Stored items
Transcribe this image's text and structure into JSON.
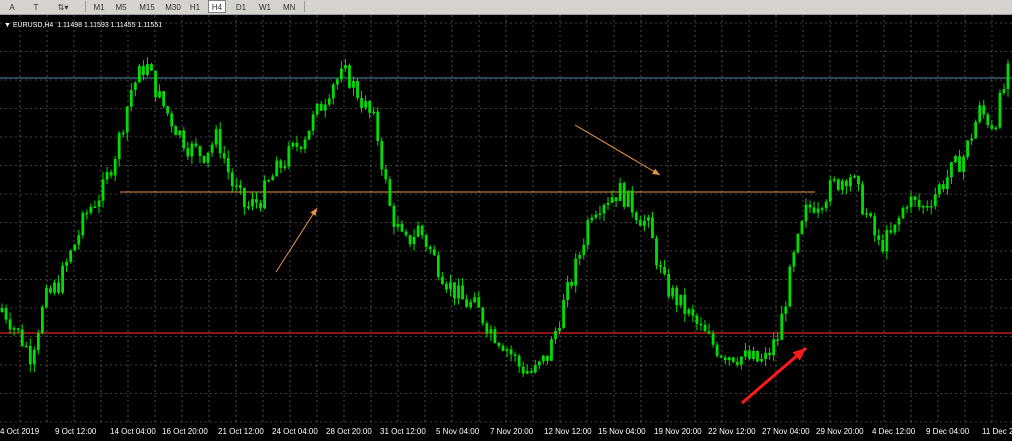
{
  "toolbar": {
    "tools": [
      {
        "name": "text-tool",
        "glyph": "A"
      },
      {
        "name": "text-label-tool",
        "glyph": "T"
      },
      {
        "name": "arrows-tool",
        "glyph": "⇅▾"
      }
    ],
    "timeframes": [
      "M1",
      "M5",
      "M15",
      "M30",
      "H1",
      "H4",
      "D1",
      "W1",
      "MN"
    ],
    "active_timeframe": "H4"
  },
  "chart": {
    "symbol": "EURUSD,H4",
    "ohlc": "1.11498 1.11593 1.11455 1.11551",
    "candle_color": "#00dd00",
    "grid_color": "#808080",
    "resistance_line_color": "#e8954a",
    "support_line_color": "#e02020",
    "top_line_color": "#5a8aa8",
    "annotation_arrow_color": "#e8954a",
    "highlight_arrow_color": "#ff1a1a"
  },
  "x_axis": {
    "labels": [
      "4 Oct 2019",
      "9 Oct 12:00",
      "14 Oct 04:00",
      "16 Oct 20:00",
      "21 Oct 12:00",
      "24 Oct 04:00",
      "28 Oct 20:00",
      "31 Oct 12:00",
      "5 Nov 04:00",
      "7 Nov 20:00",
      "12 Nov 12:00",
      "15 Nov 04:00",
      "19 Nov 20:00",
      "22 Nov 12:00",
      "27 Nov 04:00",
      "29 Nov 20:00",
      "4 Dec 12:00",
      "9 Dec 04:00",
      "11 Dec 2"
    ]
  },
  "chart_data": {
    "type": "candlestick",
    "symbol": "EURUSD,H4",
    "last_bar": {
      "open": 1.11498,
      "high": 1.11593,
      "low": 1.11455,
      "close": 1.11551
    },
    "x_tick_labels": [
      "4 Oct 2019",
      "9 Oct 12:00",
      "14 Oct 04:00",
      "16 Oct 20:00",
      "21 Oct 12:00",
      "24 Oct 04:00",
      "28 Oct 20:00",
      "31 Oct 12:00",
      "5 Nov 04:00",
      "7 Nov 20:00",
      "12 Nov 12:00",
      "15 Nov 04:00",
      "19 Nov 20:00",
      "22 Nov 12:00",
      "27 Nov 04:00",
      "29 Nov 20:00",
      "4 Dec 12:00",
      "9 Dec 04:00",
      "11 Dec 2"
    ],
    "price_path_shape": [
      0.28,
      0.22,
      0.15,
      0.3,
      0.35,
      0.45,
      0.55,
      0.6,
      0.72,
      0.88,
      0.95,
      0.85,
      0.78,
      0.72,
      0.7,
      0.75,
      0.62,
      0.55,
      0.58,
      0.65,
      0.7,
      0.75,
      0.82,
      0.9,
      0.92,
      0.85,
      0.78,
      0.55,
      0.45,
      0.5,
      0.42,
      0.35,
      0.3,
      0.28,
      0.22,
      0.18,
      0.12,
      0.1,
      0.15,
      0.28,
      0.4,
      0.55,
      0.58,
      0.6,
      0.55,
      0.5,
      0.35,
      0.3,
      0.25,
      0.2,
      0.16,
      0.15,
      0.14,
      0.13,
      0.2,
      0.4,
      0.55,
      0.58,
      0.62,
      0.65,
      0.55,
      0.45,
      0.48,
      0.58,
      0.55,
      0.6,
      0.65,
      0.7,
      0.82,
      0.78,
      0.92
    ],
    "grid": true,
    "horizontal_lines": [
      "top-reference",
      "resistance",
      "support"
    ]
  }
}
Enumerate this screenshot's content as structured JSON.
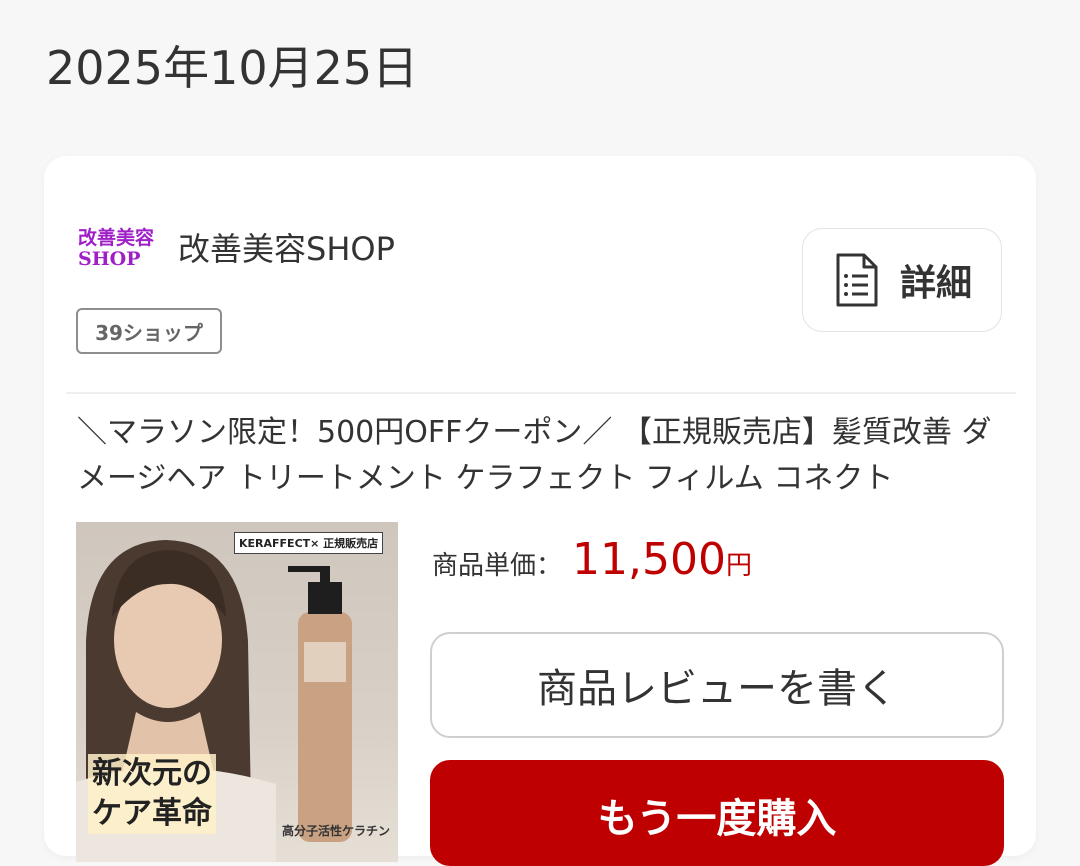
{
  "order": {
    "date": "2025年10月25日"
  },
  "shop": {
    "logo_line1": "改善美容",
    "logo_line2": "SHOP",
    "name": "改善美容SHOP",
    "badge": "39ショップ",
    "detail_label": "詳細"
  },
  "item": {
    "title": "＼マラソン限定！500円OFFクーポン／ 【正規販売店】髪質改善 ダメージヘア トリートメント ケラフェクト フィルム コネクト",
    "image": {
      "brand_tag": "KERAFFECT× 正規販売店",
      "catch_line1": "新次元の",
      "catch_line2": "ケア革命",
      "keratin_text": "高分子活性ケラチン"
    },
    "price_label": "商品単価：",
    "price_value": "11,500",
    "price_unit": "円",
    "review_button": "商品レビューを書く",
    "buy_again_button": "もう一度購入"
  },
  "colors": {
    "price": "#bf0000",
    "buy_button": "#bf0000",
    "logo": "#a020c8"
  },
  "icons": {
    "detail": "document-icon"
  }
}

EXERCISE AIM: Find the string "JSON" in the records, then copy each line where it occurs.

ANSWER TO THIS EXERCISE:
Transcribe this image's text and structure into JSON.
Enumerate this screenshot's content as structured JSON.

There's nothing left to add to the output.